Move Up in Distance !

Move Up in Distance !

When you first take up running, everything is geared towards that first 5K. At first, you struggle to make it through 5 minutes, but soon enough the day comes around that you can run for a full 30 minutes without stopping. Now you know you have the mental and physical stamina to finish a 5K; you know you can set a goal and accomplish it. You can push through your doubts and even a bit of pain to finish a race. You have learned that training is important and you have got to know your body and know you are capable of pushing it. It’s this knowledge that will be the driving force to running something a little longer.

The Irish Runner 5 miler is a fun and rewarding distance to train for. Training for it won’t take over your life and you’ll very quickly see huge improvements in your fitness during the process. As you transition from 5K to 5 miles you’ll apply the knowledge and skills you have learned to the longer distance. You build on what you have learned along the way.

The 8-Week Plan

I suggest that you take 8 weeks to move from 5K to 5 miles. It takes a little bit of time to build up the distance, so don’t expect too much too soon. To start off you look at the total number of miles you are running per week and you will increase that by not more than 10% For the average runner, build up your running to at least 3 to 4 miles at a time, three to four days a week. Ensure that you factor in rest time in between these days to allow your muscles time to repair and recover. Gradually increase the distance of your longest run by one mile each week until you reach 8 to 10 miles. This run works on growing your endurance base and should be done at a slow pace.

Add Speed

Add one interval or threshold session to your schedule. If you are looking to improve your fitness or your personal best, I believe introducing threshold sessions into your training is a fantastic way of building up your endurance, while preparing the body to run faster for longer.

The Threshold Run is a key staple in the training diet but not everyone knows what it is and people shy away from them because they are challenging. This run should be comfortably hard, at 25 to 30 seconds per mile slower than your current 5k pace. Another good guide is 8 out of 10 intensity rate. A comfortable effort would be 5, racing would be close to 10. For those of using heart rate monitors the tempo run is done at 85 to 90% of maximum heart rate. You should be running at the edge of discomfort and not be able to talk during this run.

If you are training for a 5 mile race I would advise that you build up to a 30-minute threshold. Some people find it difficult to do this at the start, so you could break it down as follows. Do a 10-minute easy jog before and after each session with two minutes recovery between each rep. Maintaining a specific planned and constant pace is the most important aspect of a tempo run. As you get fitter you will be able to do 20 to 30 minutes of continuous running at threshold pace. The week of the race, cut your mileage by about 50% and skip the tempo run. Numerous factors come into play when planning your race strategy.

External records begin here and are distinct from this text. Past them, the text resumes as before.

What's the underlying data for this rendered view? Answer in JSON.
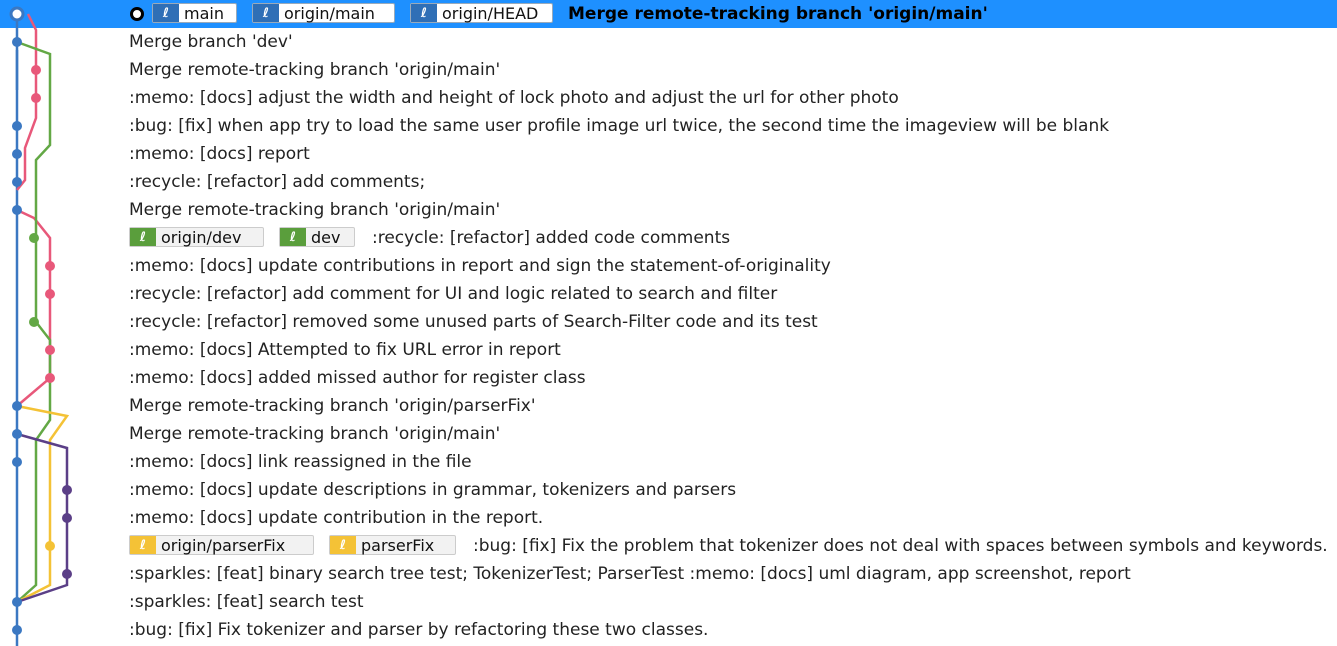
{
  "colors": {
    "selection": "#1e90ff",
    "lane_blue": "#3b78c2",
    "lane_pink": "#e8587a",
    "lane_green": "#63a845",
    "lane_yellow": "#f4c236",
    "lane_purple": "#5b3f87"
  },
  "rows": [
    {
      "message": "Merge remote-tracking branch 'origin/main'",
      "selected": true,
      "head": true,
      "refs": [
        {
          "label": "main",
          "color": "blue",
          "icon": "branch-icon"
        },
        {
          "label": "origin/main",
          "color": "blue",
          "icon": "branch-icon"
        },
        {
          "label": "origin/HEAD",
          "color": "blue",
          "icon": "branch-icon"
        }
      ]
    },
    {
      "message": "Merge branch 'dev'"
    },
    {
      "message": "Merge remote-tracking branch 'origin/main'"
    },
    {
      "message": ":memo: [docs] adjust the width and height of lock photo and adjust the url for other photo"
    },
    {
      "message": ":bug: [fix] when app try to load the same user profile image url twice, the second time the imageview will be blank"
    },
    {
      "message": ":memo: [docs] report"
    },
    {
      "message": ":recycle: [refactor] add comments;"
    },
    {
      "message": "Merge remote-tracking branch 'origin/main'"
    },
    {
      "message": ":recycle: [refactor] added code comments",
      "refs": [
        {
          "label": "origin/dev",
          "color": "green",
          "icon": "branch-icon"
        },
        {
          "label": "dev",
          "color": "green",
          "icon": "branch-icon"
        }
      ]
    },
    {
      "message": ":memo: [docs] update contributions in report and sign the statement-of-originality"
    },
    {
      "message": ":recycle: [refactor] add comment for UI and logic related to search and filter"
    },
    {
      "message": ":recycle: [refactor] removed some unused parts of Search-Filter code and its test"
    },
    {
      "message": ":memo: [docs] Attempted to fix URL error in report"
    },
    {
      "message": ":memo: [docs] added missed author for register  class"
    },
    {
      "message": "Merge remote-tracking branch 'origin/parserFix'"
    },
    {
      "message": "Merge remote-tracking branch 'origin/main'"
    },
    {
      "message": ":memo: [docs] link reassigned in the file"
    },
    {
      "message": ":memo: [docs] update descriptions in grammar, tokenizers and parsers"
    },
    {
      "message": ":memo: [docs] update contribution in the report."
    },
    {
      "message": ":bug: [fix] Fix the problem that tokenizer does not deal with spaces between symbols and keywords.",
      "refs": [
        {
          "label": "origin/parserFix",
          "color": "yellow",
          "icon": "branch-icon"
        },
        {
          "label": "parserFix",
          "color": "yellow",
          "icon": "branch-icon"
        }
      ]
    },
    {
      "message": ":sparkles: [feat] binary search tree test; TokenizerTest; ParserTest :memo: [docs] uml diagram, app screenshot, report"
    },
    {
      "message": ":sparkles: [feat] search test"
    },
    {
      "message": ":bug: [fix] Fix tokenizer and parser by refactoring these two classes."
    }
  ]
}
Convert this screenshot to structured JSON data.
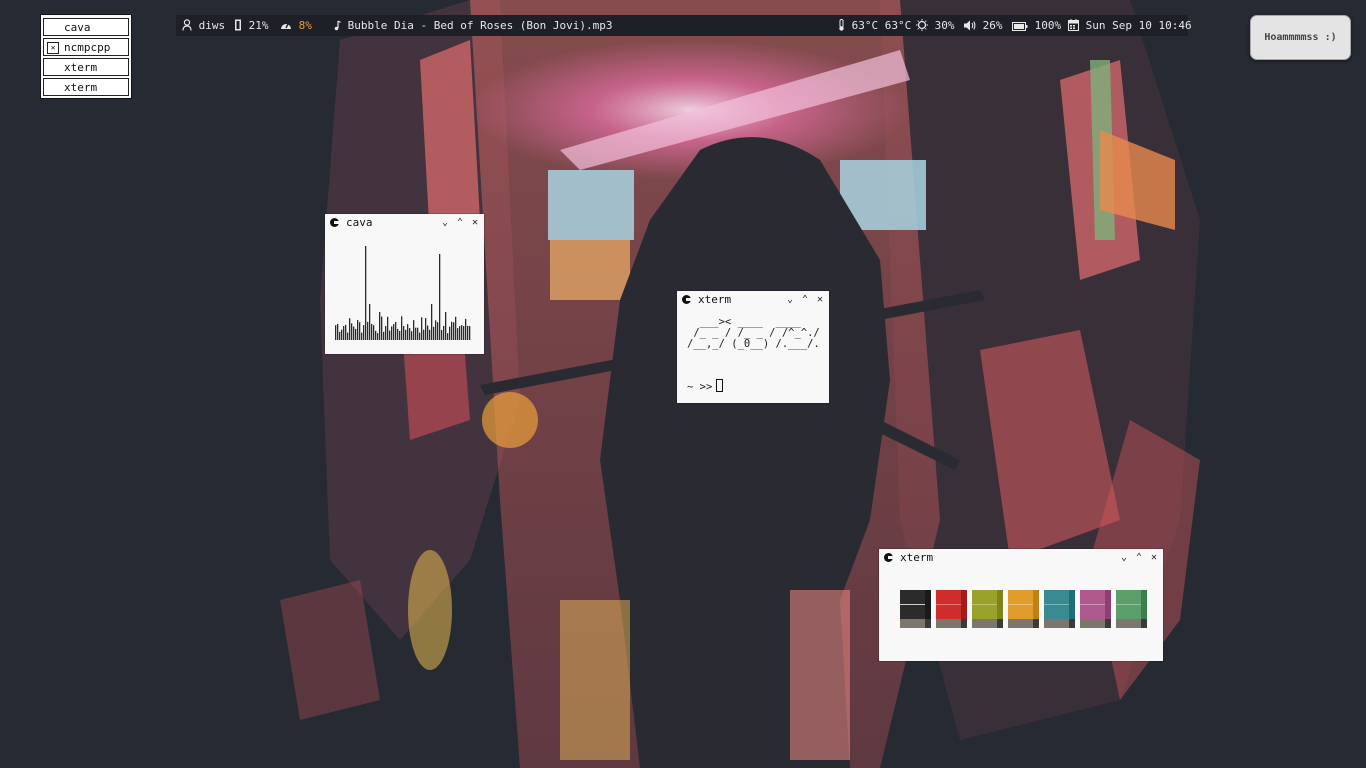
{
  "tasklist": {
    "items": [
      {
        "label": "cava",
        "icon": ""
      },
      {
        "label": "ncmpcpp",
        "icon": "x-box-icon"
      },
      {
        "label": "xterm",
        "icon": ""
      },
      {
        "label": "xterm",
        "icon": ""
      }
    ]
  },
  "topbar": {
    "workspace": "diws",
    "memory": "21%",
    "cpu": "8%",
    "song": "Bubble Dia - Bed of Roses (Bon Jovi).mp3",
    "temperature": "63°C 63°C",
    "brightness": "30%",
    "volume": "26%",
    "battery": "100%",
    "datetime": "Sun Sep 10 10:46"
  },
  "notification": {
    "text": "Hoammmmss :)"
  },
  "windows": {
    "cava": {
      "title": "cava"
    },
    "xterm_ascii": {
      "title": "xterm",
      "ascii": "  ___>< ____  ____\n /_ _ / /_ _ / /^_^./\n/__,_/ (_0__) /.___/.",
      "prompt": "~ >>"
    },
    "xterm_colors": {
      "title": "xterm"
    }
  },
  "colors": {
    "bar_bg": "#1e2027",
    "accent_orange": "#e89b3c",
    "swatches": [
      "#2b2b2b",
      "#cf2c2c",
      "#9aa22a",
      "#e09d2b",
      "#3a8a92",
      "#b0598e",
      "#5c9e69"
    ],
    "swatch_stripes": [
      "#1a1a1a",
      "#a31d1d",
      "#7d8418",
      "#c27f16",
      "#1f6d75",
      "#8f3f71",
      "#3e7d4d"
    ]
  }
}
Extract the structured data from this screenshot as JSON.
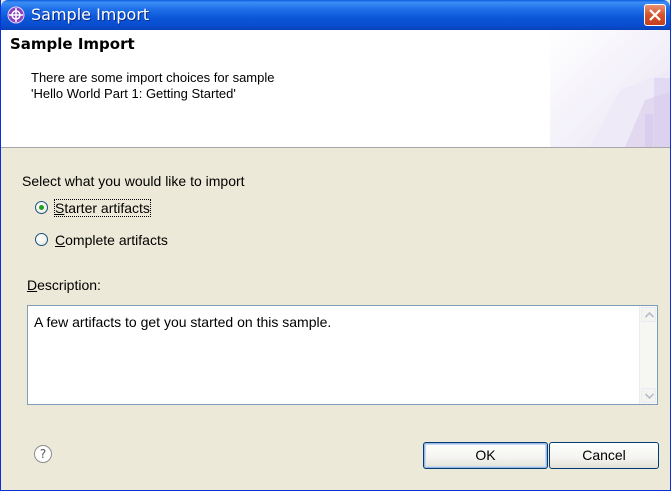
{
  "window": {
    "title": "Sample Import"
  },
  "banner": {
    "title": "Sample Import",
    "message": "There are some import choices for sample\n'Hello World Part 1: Getting Started'"
  },
  "import": {
    "section_label": "Select what you would like to import",
    "options": [
      {
        "mnemonic": "S",
        "rest": "tarter artifacts",
        "selected": true
      },
      {
        "mnemonic": "C",
        "rest": "omplete artifacts",
        "selected": false
      }
    ]
  },
  "description": {
    "label_mnemonic": "D",
    "label_rest": "escription:",
    "text": "A few artifacts to get you started on this sample."
  },
  "footer": {
    "help_glyph": "?",
    "ok_label": "OK",
    "cancel_label": "Cancel"
  },
  "colors": {
    "titlebar": "#0a5edc",
    "dialog_bg": "#ece9d8",
    "radio_dot": "#21a121",
    "close_button": "#d4532c"
  },
  "icons": {
    "app": "eclipse-app-icon",
    "close": "close-icon",
    "help": "help-icon",
    "scroll_up": "scroll-up-arrow-icon",
    "scroll_down": "scroll-down-arrow-icon"
  }
}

It’s all about setting the right pace to get you to the finish line in your fastest time with little energy left.

The Race

We are all guilty of starting off too fast for the first mile or two of a race. The longer the distance the more energy conservation and muscle recovery come into play. If you go off too fast you will pay for it in the end. So hold yourself back, in the first half and you will make it up when it counts later in the race. Settle into your desired goal pace. Approaching the middle of the race you should still be running within your capabilities. Start gradually picking up your tempo. Running in a group can help tremendously and motivating each other reduces the effort. By the last mile or mile and a half no matter how well you have paced yourself you will be feeling tired and uncomfortable at this stage. Concentrate on relaxing and holding your form. Focus on maintaining your pace and catching people in front of you. You need to dig deep at this stage and remind yourself of all the training you have done. In the eight-week build up to the Irish Runner 5 Mile, remind yourself where you came from, what you have already accomplished and visualise what you want to achieve. See yourself crossing the finish line of 5 miles of great effort, this will keep you moving towards your goal.

Tempo Plan

Week 1 – 5 X 3 Minutes

Week 2 – 4 X 5 Minutes

Week 3 – 5 X 5 Minutes

Week 4 – 5 X 5 Minutes

Week 5 – 4 X 6 Minutes

Week 6 – 3 X 10 Minutes

Week 7 – 2 X 10 Minutes

Week 8 – Rest

To enter this year’s Irish Runner 5 Mile, Click¬†HERE

By Catherina McKiernan